Dear Readers, you might remember how much I love British Birds magazine, and in this issue there were two tales of misplaced parental responsibility that I found absolutely fascinating. The first came from Pauline Hogg and Phil Palmer, who were at the Fairburn Ings RSPB reserve when they noticed a Great Spotted Woodpecker nest in a tree. To their astonishment, they noticed a rather nervous blue tit coming to the nest hole, and feeding the well-grown woodpecker chicks. Furthermore, it quickly became apparent that the lucky nestlings were being fed by two blue tits, a great tit and their actual parents.
It was noticed that, on the second day, the woodpecker parents seemed to want the youngsters to leave the nest – they brought food but then flew away with it to a nearby branch, seemingly in an attempt to persuade the chicks to fledge.
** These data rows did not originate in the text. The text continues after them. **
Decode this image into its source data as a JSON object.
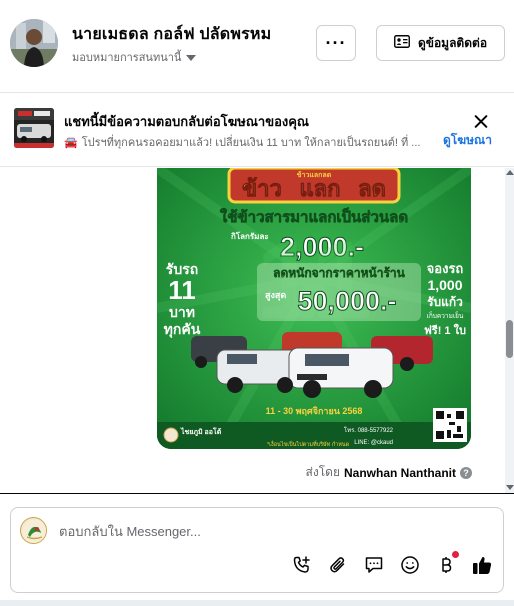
{
  "header": {
    "name": "นายเมธดล กอล์ฟ ปลัดพรหม",
    "role": "มอบหมายการสนทนานี้",
    "more_label": "···",
    "contact_label": "ดูข้อมูลติดต่อ"
  },
  "banner": {
    "title": "แชทนี้มีข้อความตอบกลับต่อโฆษณาของคุณ",
    "subtitle": "โปรฯที่ทุกคนรอคอยมาแล้ว! เปลี่ยนเงิน 11 บาท ให้กลายเป็นรถยนต์! ที่ ...",
    "see_ad": "ดูโฆษณา"
  },
  "ad": {
    "top_small": "ข้าวแลกลด",
    "headline_rice": "ข้าว",
    "headline_swap": "แลก",
    "headline_cut": "ลด",
    "sub_headline": "ใช้ข้าวสารมาแลกเป็นส่วนลด",
    "per_kg": "กิโลกรัมละ",
    "per_kg_amount": "2,000.-",
    "down_payment": "ลดหนักจากราคาหน้าร้าน",
    "max_label": "สูงสุด",
    "max_amount": "50,000.-",
    "left_1": "รับรถ",
    "left_2": "11",
    "left_3": "บาท",
    "left_4": "ทุกคัน",
    "right_1": "จองรถ",
    "right_2": "1,000",
    "right_3": "รับแก้ว",
    "right_4": "เก็บความเย็น",
    "right_5": "ฟรี! 1 ใบ",
    "date_range": "11 - 30 พฤศจิกายน 2568",
    "phone": "โทร. 088-5577922",
    "line": "LINE: @ckaud",
    "footnote": "*เงื่อนไขเป็นไปตามที่บริษัท กำหนด",
    "brand": "ไชยภูมิ ออโต้",
    "colors": {
      "green": "#1e8c3a",
      "gold": "#f7d23e",
      "red": "#e43c2a"
    }
  },
  "message": {
    "sent_by_prefix": "ส่งโดย",
    "sent_by_name": "Nanwhan Nanthanit"
  },
  "composer": {
    "placeholder": "ตอบกลับใน Messenger...",
    "tools": [
      "call-icon",
      "attachment-icon",
      "saved-reply-icon",
      "emoji-icon",
      "baht-icon",
      "like-icon"
    ]
  }
}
However, the blue tits continued to bring green caterpillars to the nest, and the great tit appeared to bring moths. The woodpecker chicks showed no inclination to leave that day, and I can imagine the adult woodpeckers tapping their feet and getting very irritated. Both the blue and great tits seemed very nervous when feeding the woodpecker chicks, as well they might – woodpecker beaks are big, and sharp.
We don’t know the end of the story, but by the time that Mr Palmer and Ms Hogg visited again, the woodpeckers had fledged and the tits had gone. One possible explanation is that the blue/great tits had nested in the old woodpecker holes in the tree, but that the woodpeckers had then eaten their nestlings – certainly great spotted woodpeckers are notorious for drilling into nest boxes and taking the babies. Could it be that the instinct of the parents to provide food was so strong that they continued to feed? It seems not unlikely, but I guess we will never know.
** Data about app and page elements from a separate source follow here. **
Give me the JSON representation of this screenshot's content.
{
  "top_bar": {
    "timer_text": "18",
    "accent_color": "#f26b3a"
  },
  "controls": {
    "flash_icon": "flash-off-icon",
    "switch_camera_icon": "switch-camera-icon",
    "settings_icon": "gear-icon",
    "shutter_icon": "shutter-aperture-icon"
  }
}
Another tale of misplaced parental enthusiasm was reported by Martin Garwood, who was actually looking for Purple Emperor butterflies in Dene Park, Kent, when he noticed a pair of pied flycatchers feeding well-grown youngsters in a nest. After a few minutes he went back to his butterfly-search, only to hear a kerfuffle by the nest. A song thrush with a beak full of invertebrates was attempting to feed the pied flycatcher chicks, with no success. Undaunted, the song thrush settled down to brood the nonplussed youngsters, while their parents tried everything they could think of to unsettle it. Eventually the thrush was disturbed by a passing cyclist but as it only moved a short distance away, I think we can guess that the same nonsense continued.
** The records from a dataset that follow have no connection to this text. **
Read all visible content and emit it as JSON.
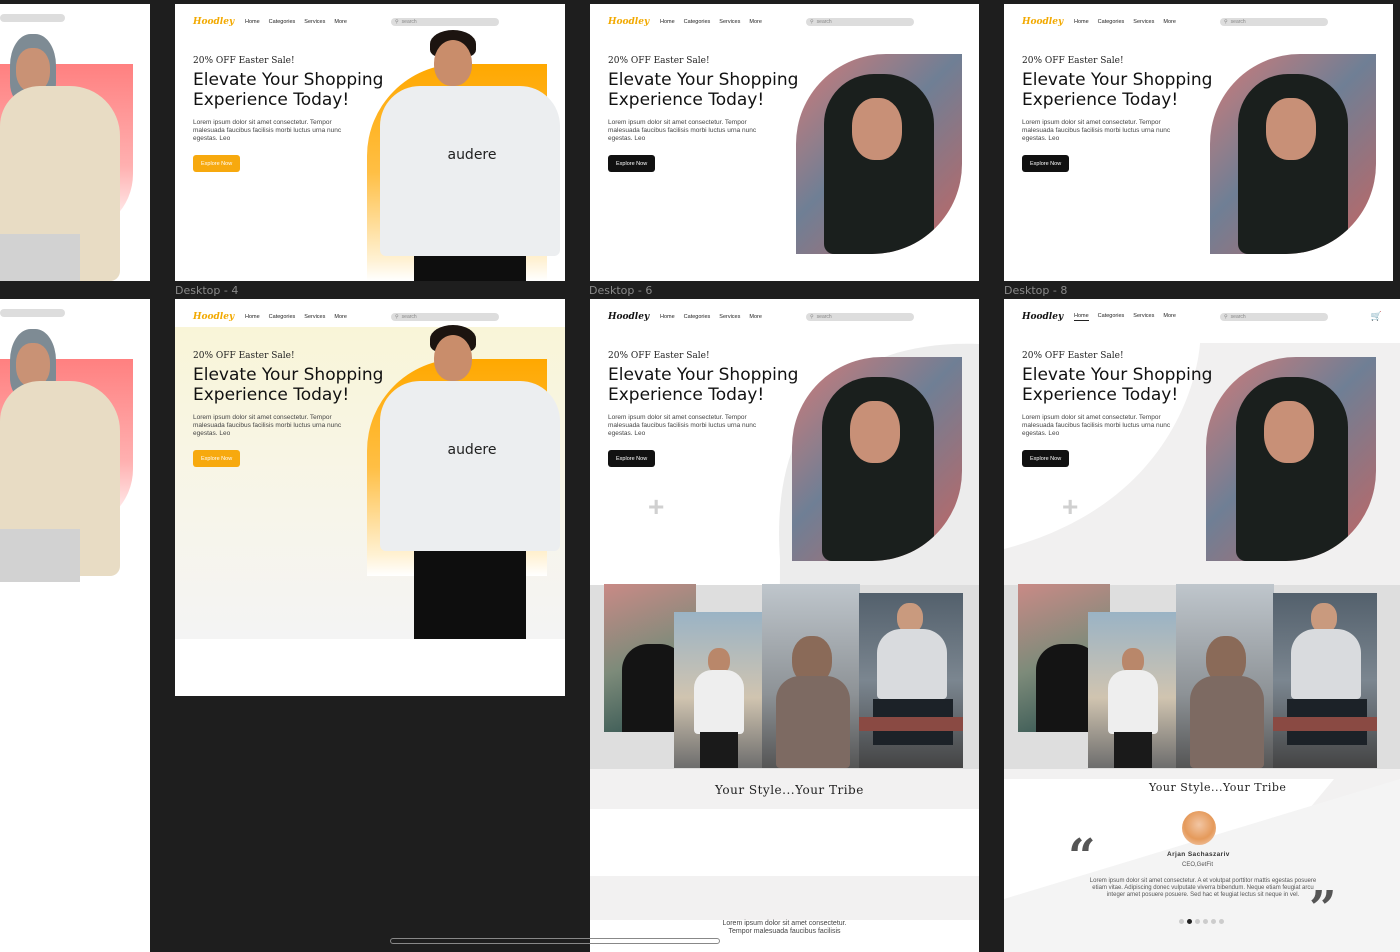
{
  "nav": {
    "logo": "Hoodley",
    "links": [
      "Home",
      "Categories",
      "Services",
      "More"
    ],
    "search_placeholder": "search"
  },
  "hero": {
    "sale": "20% OFF Easter Sale!",
    "headline": "Elevate Your Shopping Experience Today!",
    "body": "Lorem ipsum dolor sit amet consectetur. Tempor malesuada faucibus facilisis morbi luctus urna nunc egestas. Leo",
    "cta": "Explore Now"
  },
  "labels": {
    "desktop4": "Desktop - 4",
    "desktop6": "Desktop - 6",
    "desktop8": "Desktop - 8"
  },
  "tribe": "Your Style...Your Tribe",
  "testimonial": {
    "name": "Arjan Sachaszariv",
    "role": "CEO,GetFit",
    "quote": "Lorem ipsum dolor sit amet consectetur. A et volutpat porttitor mattis egestas posuere etiam vitae. Adipiscing donec vulputate viverra bibendum. Neque etiam feugiat arcu integer amet posuere posuere. Sed hac et feugiat lectus sit neque in vel."
  },
  "bottom_text": "Lorem ipsum dolor sit amet consectetur. Tempor malesuada faucibus facilisis",
  "brand_on_hoodie": "audere",
  "colors": {
    "accent": "#f7a90e",
    "dark": "#111111",
    "canvas": "#1e1e1e"
  }
}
Was this a song thrush who had failed to breed, who had lost his/her own eggs, or who was just confused? Again, I suppose we will never know. What these two cases do point up, though, is the pressure that breeding birds are under, which can only be exacerbated by diminishing suitable habitat and continual disturbance. I sometimes think it’s a miracle that any birds actually manage to rear their young to adulthood. It also seems to me to be an indication of how complex the behaviour of birds is, and how little we understand it.